> Certainly this isn't your typically "free body diagram" situation.
>
>  
>
> Thrust from opposing rafters is handled by framing rafters at the "heel" of
> the rafter (i.e. at the top plate). Alternatively we can have collar ties
> (with correspondingly larger forces involved) or other means of
> counteracting the thrust.
 
The wall has very little ability to resist thrust unless you have very short distances between cross walls
 

>
>  
>
> I am assuming that this thrust is also present "jack" rafters (framing into
> hip or valley beams).
 
Yes

>
>  
>
> I am also assuming that typically you will need some sort of support at the
> ends of hip or valley beams-a column or post, etc. I would think that, once
> again, diaphragm action by the roof sheathing would actually preclude this
> need, but I assume (again) that this is disregarded.
 
Yes and no because many time two hips oppose each other and a ridge frames in at the same point you could resolve the forces into a self supporting system up to a critical load which would be much lower than the critical load if you put a support at the end of the hip or valley. But again the diaph has very little to do with this.
 
>

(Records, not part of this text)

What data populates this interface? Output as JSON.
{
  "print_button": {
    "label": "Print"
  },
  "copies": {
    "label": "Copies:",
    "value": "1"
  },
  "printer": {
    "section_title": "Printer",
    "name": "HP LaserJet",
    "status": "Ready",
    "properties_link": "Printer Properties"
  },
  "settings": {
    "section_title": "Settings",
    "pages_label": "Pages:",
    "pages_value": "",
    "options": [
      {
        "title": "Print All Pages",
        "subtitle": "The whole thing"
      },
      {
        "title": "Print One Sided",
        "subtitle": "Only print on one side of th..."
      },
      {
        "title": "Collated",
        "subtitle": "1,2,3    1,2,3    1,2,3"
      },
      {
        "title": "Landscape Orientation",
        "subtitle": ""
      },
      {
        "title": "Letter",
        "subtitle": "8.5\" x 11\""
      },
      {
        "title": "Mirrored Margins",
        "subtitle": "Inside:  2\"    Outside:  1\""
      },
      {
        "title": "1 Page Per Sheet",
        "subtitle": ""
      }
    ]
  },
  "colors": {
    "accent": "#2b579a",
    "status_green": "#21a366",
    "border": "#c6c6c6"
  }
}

>  
>
> Please, someone debunk any of these "assumptions" of mine if they are not
> correct, or point out exceptions where they exist.
>
>  
>
> I know this is elementary stuff, but this "folded plate" business has always
> been a difficult concept for me to grasp intuitively.
>
>
HTH,
 
Rand